YOUR OBJECTIVE:
If a line of the listing contains the string "name", return that line.

EXTRACTED DATA:

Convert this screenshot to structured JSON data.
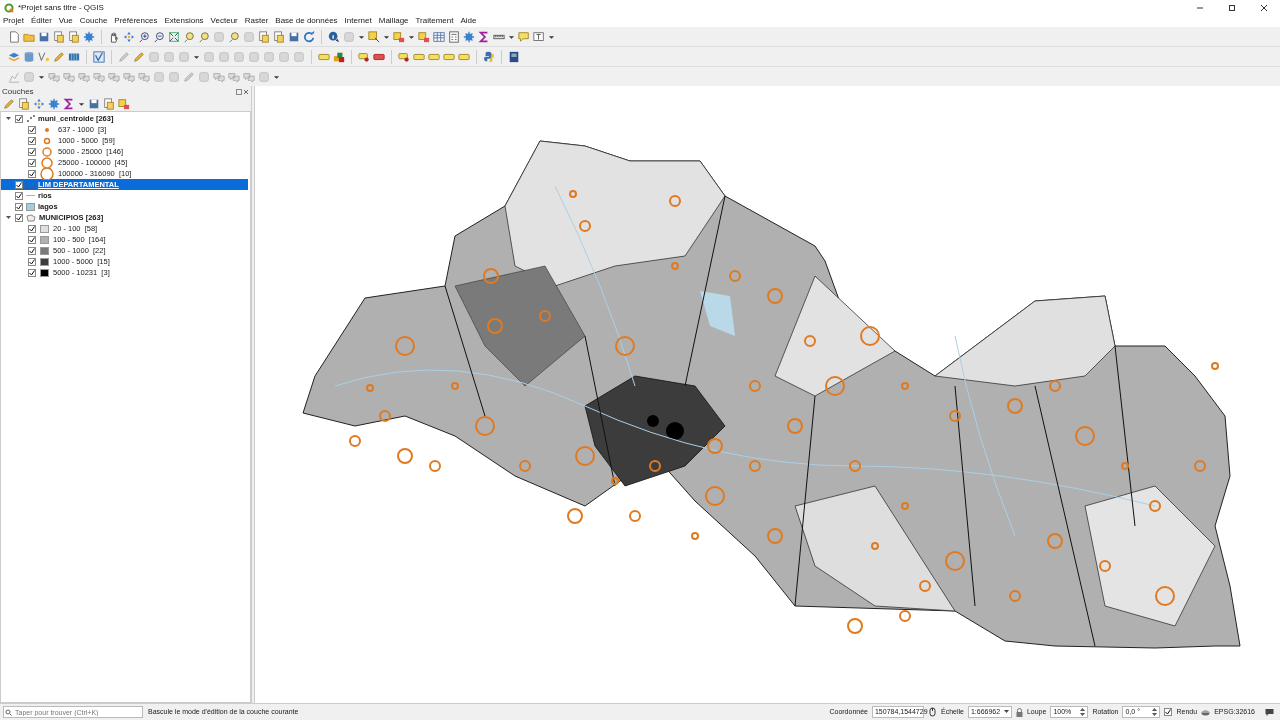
{
  "window": {
    "title": "*Projet sans titre - QGIS"
  },
  "menu": [
    "Projet",
    "Éditer",
    "Vue",
    "Couche",
    "Préférences",
    "Extensions",
    "Vecteur",
    "Raster",
    "Base de données",
    "Internet",
    "Maillage",
    "Traitement",
    "Aide"
  ],
  "layers_panel": {
    "title": "Couches",
    "layers": [
      {
        "name": "muni_centroide [263]",
        "kind": "points",
        "checked": true,
        "expanded": true,
        "selected": false,
        "children": [
          {
            "label": "637 - 1000  [3]",
            "kind": "circle",
            "checked": true
          },
          {
            "label": "1000 - 5000  [59]",
            "kind": "circle",
            "checked": true
          },
          {
            "label": "5000 - 25000  [146]",
            "kind": "circle",
            "checked": true
          },
          {
            "label": "25000 - 100000  [45]",
            "kind": "circle",
            "checked": true
          },
          {
            "label": "100000 - 316090  [10]",
            "kind": "circle",
            "checked": true
          }
        ]
      },
      {
        "name": "LIM DEPARTAMENTAL",
        "kind": "outline",
        "checked": true,
        "selected": true
      },
      {
        "name": "rios",
        "kind": "line",
        "checked": true,
        "selected": false
      },
      {
        "name": "lagos",
        "kind": "fill",
        "color": "#9fcfe0",
        "checked": true,
        "selected": false
      },
      {
        "name": "MUNICIPIOS [263]",
        "kind": "polygons",
        "checked": true,
        "expanded": true,
        "selected": false,
        "children": [
          {
            "label": "20 - 100  [58]",
            "kind": "fill",
            "color": "#e0e0e0",
            "checked": true
          },
          {
            "label": "100 - 500  [164]",
            "kind": "fill",
            "color": "#b0b0b0",
            "checked": true
          },
          {
            "label": "500 - 1000  [22]",
            "kind": "fill",
            "color": "#7a7a7a",
            "checked": true
          },
          {
            "label": "1000 - 5000  [15]",
            "kind": "fill",
            "color": "#3c3c3c",
            "checked": true
          },
          {
            "label": "5000 - 10231  [3]",
            "kind": "fill",
            "color": "#000000",
            "checked": true
          }
        ]
      }
    ]
  },
  "status_bar": {
    "search_placeholder": "Taper pour trouver (Ctrl+K)",
    "message": "Bascule le mode d'édition de la couche courante",
    "coordinate_label": "Coordonnée",
    "coordinate": "150784,1544729",
    "scale_label": "Échelle",
    "scale": "1:666962",
    "magnifier_label": "Loupe",
    "magnifier": "100%",
    "rotation_label": "Rotation",
    "rotation": "0,0 °",
    "render_label": "Rendu",
    "render_checked": true,
    "crs": "EPSG:32616"
  }
}
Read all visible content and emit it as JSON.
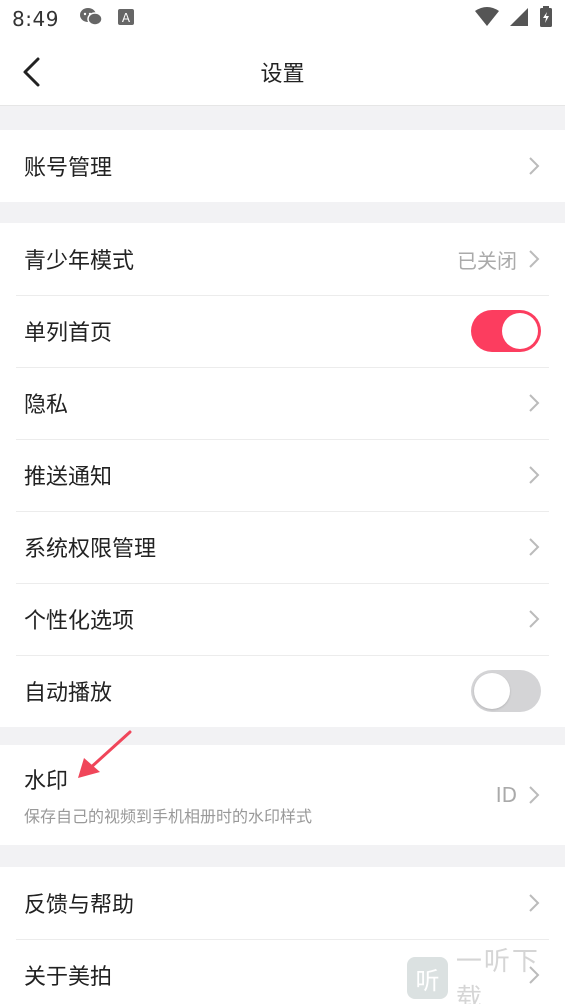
{
  "status_bar": {
    "time": "8:49",
    "icons_left": [
      "wechat-icon",
      "app-a-icon"
    ],
    "icons_right": [
      "wifi-icon",
      "cell-signal-icon",
      "battery-icon"
    ]
  },
  "header": {
    "title": "设置",
    "back_icon": "chevron-left-icon"
  },
  "group_account": {
    "items": [
      {
        "label": "账号管理"
      }
    ]
  },
  "group_main": {
    "items": [
      {
        "label": "青少年模式",
        "value": "已关闭"
      },
      {
        "label": "单列首页",
        "toggle": "on"
      },
      {
        "label": "隐私"
      },
      {
        "label": "推送通知"
      },
      {
        "label": "系统权限管理"
      },
      {
        "label": "个性化选项"
      },
      {
        "label": "自动播放",
        "toggle": "off"
      }
    ]
  },
  "group_watermark": {
    "label": "水印",
    "subtitle": "保存自己的视频到手机相册时的水印样式",
    "value": "ID"
  },
  "group_help": {
    "items": [
      {
        "label": "反馈与帮助"
      },
      {
        "label": "关于美拍"
      }
    ]
  },
  "colors": {
    "accent": "#fc3d5f",
    "toggle_off": "#d4d4d6",
    "annotation_arrow": "#f0465a"
  },
  "site_watermark": {
    "text": "一听下载",
    "logo_char": "听"
  }
}
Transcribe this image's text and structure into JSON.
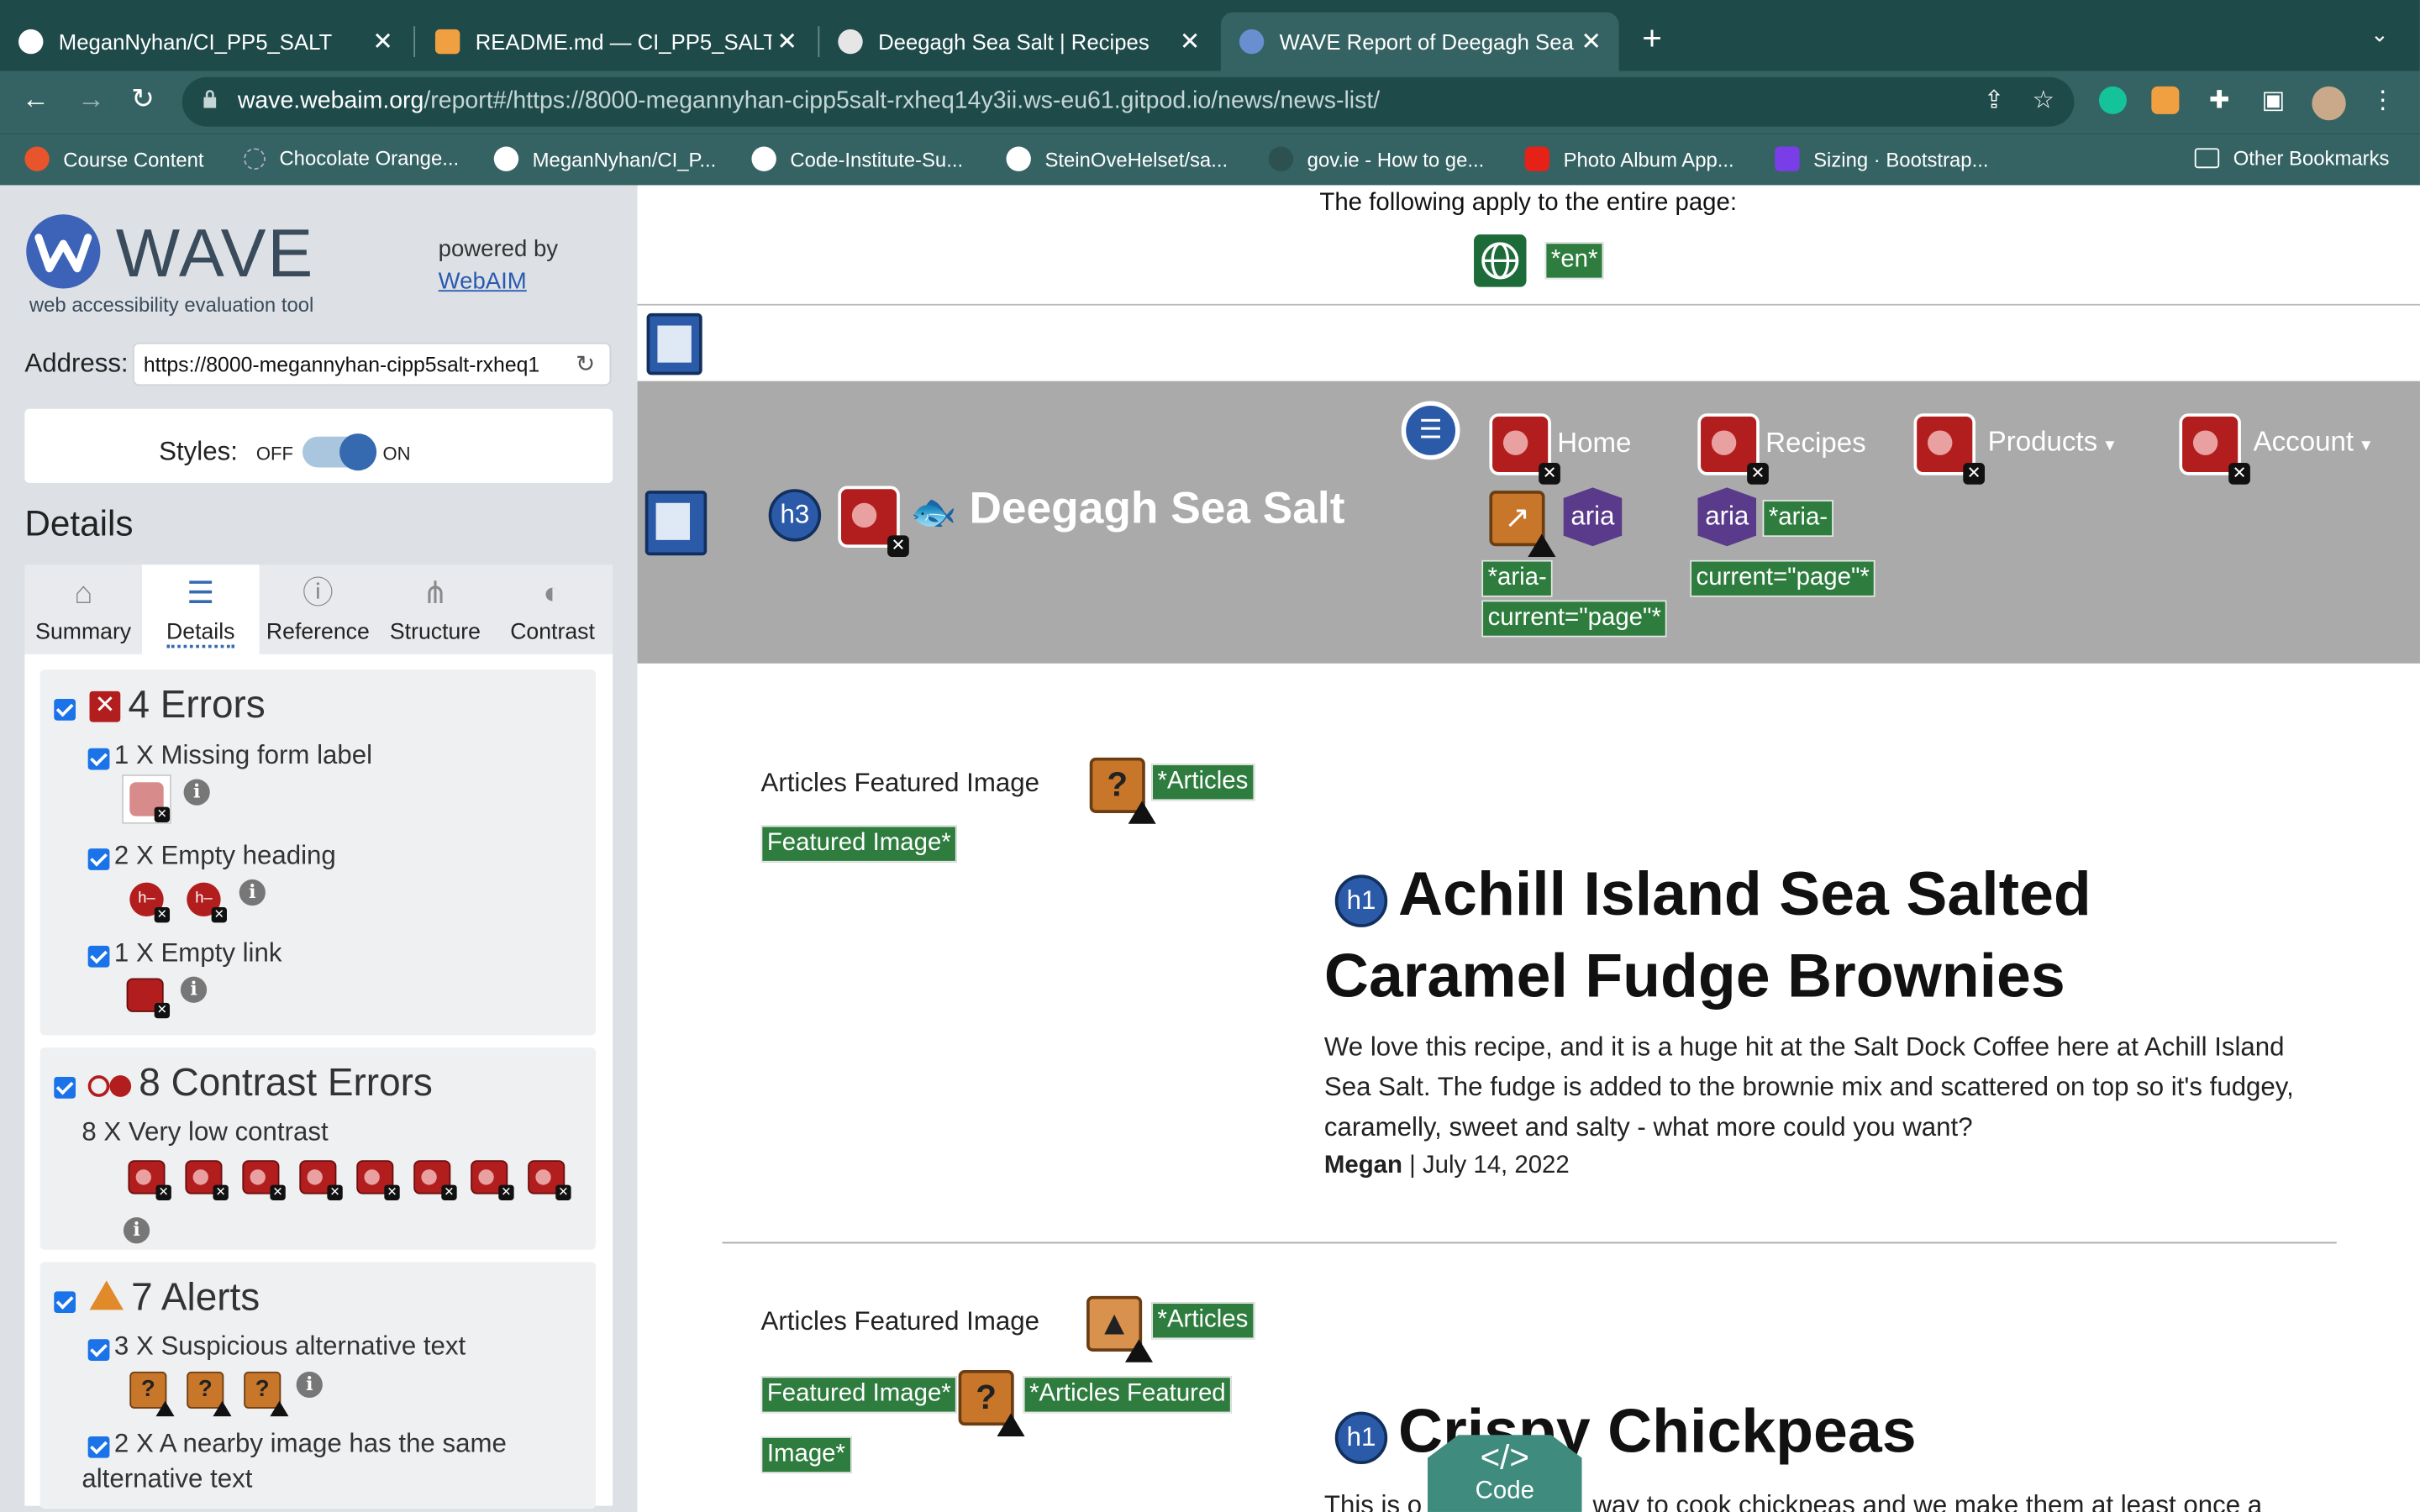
{
  "browser": {
    "tabs": [
      {
        "title": "MeganNyhan/CI_PP5_SALT",
        "close": "✕"
      },
      {
        "title": "README.md — CI_PP5_SALT — ",
        "close": "✕"
      },
      {
        "title": "Deegagh Sea Salt | Recipes",
        "close": "✕"
      },
      {
        "title": "WAVE Report of Deegagh Sea ",
        "close": "✕"
      }
    ],
    "new_tab": "+",
    "url_host": "wave.webaim.org",
    "url_rest": "/report#/https://8000-megannyhan-cipp5salt-rxheq14y3ii.ws-eu61.gitpod.io/news/news-list/",
    "bookmarks": [
      "Course Content",
      "Chocolate Orange...",
      "MeganNyhan/CI_P...",
      "Code-Institute-Su...",
      "SteinOveHelset/sa...",
      "gov.ie - How to ge...",
      "Photo Album App...",
      "Sizing · Bootstrap...",
      "Other Bookmarks"
    ]
  },
  "wave": {
    "title": "WAVE",
    "subtitle": "web accessibility evaluation tool",
    "powered_by": "powered by",
    "webaim": "WebAIM",
    "address_label": "Address:",
    "address_value": "https://8000-megannyhan-cipp5salt-rxheq1",
    "styles_label": "Styles:",
    "off": "OFF",
    "on": "ON",
    "details_heading": "Details",
    "tabs": [
      "Summary",
      "Details",
      "Reference",
      "Structure",
      "Contrast"
    ],
    "errors": {
      "heading": "4 Errors",
      "items": [
        "1 X Missing form label",
        "2 X Empty heading",
        "1 X Empty link"
      ]
    },
    "contrast": {
      "heading": "8 Contrast Errors",
      "item": "8 X Very low contrast"
    },
    "alerts": {
      "heading": "7 Alerts",
      "items": [
        "3 X Suspicious alternative text",
        "2 X A nearby image has the same",
        "alternative text"
      ]
    }
  },
  "page": {
    "apply_text": "The following apply to the entire page:",
    "lang_tag": "*en*",
    "brand": "Deegagh Sea Salt",
    "nav": [
      "Home",
      "Recipes",
      "Products",
      "Account"
    ],
    "aria": "aria",
    "aria_current_home_1": "*aria-",
    "aria_current_home_2": "current=\"page\"*",
    "aria_current_rec_1": "*aria-",
    "aria_current_rec_2": "current=\"page\"*",
    "h3": "h3",
    "h1": "h1",
    "articles": [
      {
        "img_alt": "Articles Featured Image",
        "tag1": "*Articles",
        "tag2": "Featured Image*",
        "title_line1": "Achill Island Sea Salted",
        "title_line2": "Caramel Fudge Brownies",
        "excerpt": "We love this recipe, and it is a huge hit at the Salt Dock Coffee here at Achill Island Sea Salt. The fudge is added to the brownie mix and scattered on top so it's fudgey, caramelly, sweet and salty - what more could you want?",
        "author": "Megan",
        "date": " | July 14, 2022"
      },
      {
        "img_alt": "Articles Featured Image",
        "tag1": "*Articles",
        "tag2": "Featured Image*",
        "tag3": "*Articles Featured",
        "tag4": "Image*",
        "title": "Crispy Chickpeas",
        "excerpt_start": "This is o",
        "excerpt_end": "way to cook chickpeas and we make them at least once a"
      }
    ],
    "code_label": "Code",
    "code_symbol": "</>"
  }
}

RESPONSE AREA:
        "name": "muni_centroide [263]",
        "name": "LIM DEPARTAMENTAL",
        "name": "rios",
        "name": "lagos",
        "name": "MUNICIPIOS [263]",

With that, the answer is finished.